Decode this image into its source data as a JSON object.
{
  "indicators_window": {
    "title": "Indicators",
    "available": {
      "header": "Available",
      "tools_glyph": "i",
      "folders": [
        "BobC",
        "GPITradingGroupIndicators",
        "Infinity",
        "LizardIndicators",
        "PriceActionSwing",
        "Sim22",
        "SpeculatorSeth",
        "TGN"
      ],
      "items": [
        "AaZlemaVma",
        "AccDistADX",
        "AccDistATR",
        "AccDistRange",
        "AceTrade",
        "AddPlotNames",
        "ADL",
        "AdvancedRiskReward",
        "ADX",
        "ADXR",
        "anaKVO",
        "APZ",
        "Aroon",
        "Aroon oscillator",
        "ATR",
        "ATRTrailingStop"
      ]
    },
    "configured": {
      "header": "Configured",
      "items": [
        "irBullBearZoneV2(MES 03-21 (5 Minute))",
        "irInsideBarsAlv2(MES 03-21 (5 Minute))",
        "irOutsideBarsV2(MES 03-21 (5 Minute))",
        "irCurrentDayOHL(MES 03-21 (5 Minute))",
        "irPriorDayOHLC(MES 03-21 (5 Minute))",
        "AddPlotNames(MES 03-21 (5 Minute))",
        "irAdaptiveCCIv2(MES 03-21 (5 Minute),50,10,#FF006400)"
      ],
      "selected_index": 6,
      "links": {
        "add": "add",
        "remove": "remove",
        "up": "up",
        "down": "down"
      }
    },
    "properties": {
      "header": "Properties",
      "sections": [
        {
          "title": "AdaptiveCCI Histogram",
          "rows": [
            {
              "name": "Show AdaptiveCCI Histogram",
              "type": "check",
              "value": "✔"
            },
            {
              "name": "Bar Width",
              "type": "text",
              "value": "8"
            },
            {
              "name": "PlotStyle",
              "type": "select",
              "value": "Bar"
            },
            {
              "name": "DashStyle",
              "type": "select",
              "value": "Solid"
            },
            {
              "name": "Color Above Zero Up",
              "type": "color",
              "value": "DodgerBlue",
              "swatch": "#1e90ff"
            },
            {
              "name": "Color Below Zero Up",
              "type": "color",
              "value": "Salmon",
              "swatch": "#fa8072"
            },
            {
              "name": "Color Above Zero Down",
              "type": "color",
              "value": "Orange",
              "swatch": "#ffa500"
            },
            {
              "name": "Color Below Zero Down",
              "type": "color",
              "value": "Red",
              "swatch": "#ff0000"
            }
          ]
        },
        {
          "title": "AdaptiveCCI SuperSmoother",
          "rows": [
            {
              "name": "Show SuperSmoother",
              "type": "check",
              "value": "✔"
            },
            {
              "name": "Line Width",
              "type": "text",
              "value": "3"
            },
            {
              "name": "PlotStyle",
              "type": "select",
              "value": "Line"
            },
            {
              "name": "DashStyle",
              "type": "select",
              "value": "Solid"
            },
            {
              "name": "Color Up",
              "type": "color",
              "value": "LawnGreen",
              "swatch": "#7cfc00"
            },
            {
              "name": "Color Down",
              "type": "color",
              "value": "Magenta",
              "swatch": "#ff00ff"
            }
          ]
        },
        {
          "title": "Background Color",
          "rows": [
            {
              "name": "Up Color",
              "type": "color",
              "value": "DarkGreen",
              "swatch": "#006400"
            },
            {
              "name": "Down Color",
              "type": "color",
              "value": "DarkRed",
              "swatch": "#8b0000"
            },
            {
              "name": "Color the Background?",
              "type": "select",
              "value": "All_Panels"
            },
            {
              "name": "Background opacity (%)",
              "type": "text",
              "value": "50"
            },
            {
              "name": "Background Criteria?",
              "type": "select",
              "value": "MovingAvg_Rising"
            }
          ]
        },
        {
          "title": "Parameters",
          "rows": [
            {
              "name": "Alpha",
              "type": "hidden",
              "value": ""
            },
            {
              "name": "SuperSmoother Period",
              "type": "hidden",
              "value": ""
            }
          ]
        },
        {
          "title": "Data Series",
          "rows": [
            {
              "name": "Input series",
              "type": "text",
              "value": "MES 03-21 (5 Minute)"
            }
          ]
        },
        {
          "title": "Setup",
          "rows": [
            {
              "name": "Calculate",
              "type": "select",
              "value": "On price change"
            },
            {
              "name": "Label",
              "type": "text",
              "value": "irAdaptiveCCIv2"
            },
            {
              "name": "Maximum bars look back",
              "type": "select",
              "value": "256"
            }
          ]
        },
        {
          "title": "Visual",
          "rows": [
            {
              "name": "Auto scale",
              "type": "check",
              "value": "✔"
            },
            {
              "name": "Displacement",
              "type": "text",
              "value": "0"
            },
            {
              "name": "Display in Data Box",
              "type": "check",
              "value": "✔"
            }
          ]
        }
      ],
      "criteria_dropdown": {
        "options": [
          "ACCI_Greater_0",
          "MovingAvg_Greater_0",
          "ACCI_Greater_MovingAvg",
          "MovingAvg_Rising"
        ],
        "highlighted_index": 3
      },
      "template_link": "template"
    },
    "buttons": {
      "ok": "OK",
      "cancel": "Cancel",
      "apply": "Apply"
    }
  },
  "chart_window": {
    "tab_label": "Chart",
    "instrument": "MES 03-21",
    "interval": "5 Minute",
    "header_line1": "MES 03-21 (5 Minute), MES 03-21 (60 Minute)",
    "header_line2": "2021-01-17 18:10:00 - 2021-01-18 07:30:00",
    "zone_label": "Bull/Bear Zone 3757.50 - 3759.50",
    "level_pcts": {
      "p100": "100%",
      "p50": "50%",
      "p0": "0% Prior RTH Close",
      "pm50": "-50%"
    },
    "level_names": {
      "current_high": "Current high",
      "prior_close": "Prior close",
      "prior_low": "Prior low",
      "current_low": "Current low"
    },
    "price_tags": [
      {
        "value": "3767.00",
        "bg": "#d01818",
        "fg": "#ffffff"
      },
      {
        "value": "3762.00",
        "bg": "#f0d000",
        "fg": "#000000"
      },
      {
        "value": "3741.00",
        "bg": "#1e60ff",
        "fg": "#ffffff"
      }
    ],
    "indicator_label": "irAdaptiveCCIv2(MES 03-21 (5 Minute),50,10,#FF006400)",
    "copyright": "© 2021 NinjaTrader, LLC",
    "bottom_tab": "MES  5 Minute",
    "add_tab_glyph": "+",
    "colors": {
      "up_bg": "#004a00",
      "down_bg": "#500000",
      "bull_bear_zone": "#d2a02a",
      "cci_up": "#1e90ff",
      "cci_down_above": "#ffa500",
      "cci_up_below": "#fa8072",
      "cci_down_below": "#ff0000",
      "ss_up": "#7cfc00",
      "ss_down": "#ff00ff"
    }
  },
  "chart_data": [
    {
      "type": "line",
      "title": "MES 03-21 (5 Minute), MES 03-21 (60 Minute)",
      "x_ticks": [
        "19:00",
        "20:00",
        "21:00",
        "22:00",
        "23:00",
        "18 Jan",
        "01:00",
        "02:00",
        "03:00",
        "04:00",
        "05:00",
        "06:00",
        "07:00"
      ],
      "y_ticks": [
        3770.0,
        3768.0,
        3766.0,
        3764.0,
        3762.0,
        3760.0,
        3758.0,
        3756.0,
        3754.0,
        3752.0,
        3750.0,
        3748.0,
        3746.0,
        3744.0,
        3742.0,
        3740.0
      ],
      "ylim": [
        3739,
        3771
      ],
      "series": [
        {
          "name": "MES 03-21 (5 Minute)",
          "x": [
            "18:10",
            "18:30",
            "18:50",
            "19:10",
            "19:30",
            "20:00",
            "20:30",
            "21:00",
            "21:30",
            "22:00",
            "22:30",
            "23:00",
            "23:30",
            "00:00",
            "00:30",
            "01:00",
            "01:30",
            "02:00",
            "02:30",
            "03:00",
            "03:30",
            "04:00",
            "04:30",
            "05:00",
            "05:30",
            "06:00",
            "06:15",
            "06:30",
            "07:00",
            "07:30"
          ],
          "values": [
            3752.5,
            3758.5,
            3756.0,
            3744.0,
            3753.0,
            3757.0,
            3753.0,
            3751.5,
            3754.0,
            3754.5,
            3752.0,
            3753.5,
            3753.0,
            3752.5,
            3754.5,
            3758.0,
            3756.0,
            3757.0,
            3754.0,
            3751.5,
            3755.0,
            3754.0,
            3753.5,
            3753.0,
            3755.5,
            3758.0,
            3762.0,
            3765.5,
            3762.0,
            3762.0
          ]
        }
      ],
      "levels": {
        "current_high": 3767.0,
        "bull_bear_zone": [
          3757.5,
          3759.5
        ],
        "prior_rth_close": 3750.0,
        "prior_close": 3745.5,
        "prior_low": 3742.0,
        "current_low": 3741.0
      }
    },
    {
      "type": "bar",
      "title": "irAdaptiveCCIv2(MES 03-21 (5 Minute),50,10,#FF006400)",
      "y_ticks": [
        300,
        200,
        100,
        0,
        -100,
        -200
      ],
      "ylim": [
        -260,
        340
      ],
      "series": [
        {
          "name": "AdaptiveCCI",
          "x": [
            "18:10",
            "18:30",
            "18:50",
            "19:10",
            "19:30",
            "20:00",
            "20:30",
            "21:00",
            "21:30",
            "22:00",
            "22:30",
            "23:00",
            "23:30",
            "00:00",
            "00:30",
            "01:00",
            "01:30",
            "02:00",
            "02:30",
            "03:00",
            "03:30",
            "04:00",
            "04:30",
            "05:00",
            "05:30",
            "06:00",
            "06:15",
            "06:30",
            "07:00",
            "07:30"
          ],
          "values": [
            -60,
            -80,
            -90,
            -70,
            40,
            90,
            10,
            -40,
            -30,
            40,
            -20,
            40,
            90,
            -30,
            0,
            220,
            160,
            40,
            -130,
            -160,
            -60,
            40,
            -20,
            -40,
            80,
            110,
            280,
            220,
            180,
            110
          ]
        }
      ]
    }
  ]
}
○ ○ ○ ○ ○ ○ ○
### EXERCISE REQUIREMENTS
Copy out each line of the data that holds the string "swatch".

### TASK ANSWER
              "swatch": "#1e90ff"
              "swatch": "#fa8072"
              "swatch": "#ffa500"
              "swatch": "#ff0000"
              "swatch": "#7cfc00"
              "swatch": "#ff00ff"
              "swatch": "#006400"
              "swatch": "#8b0000"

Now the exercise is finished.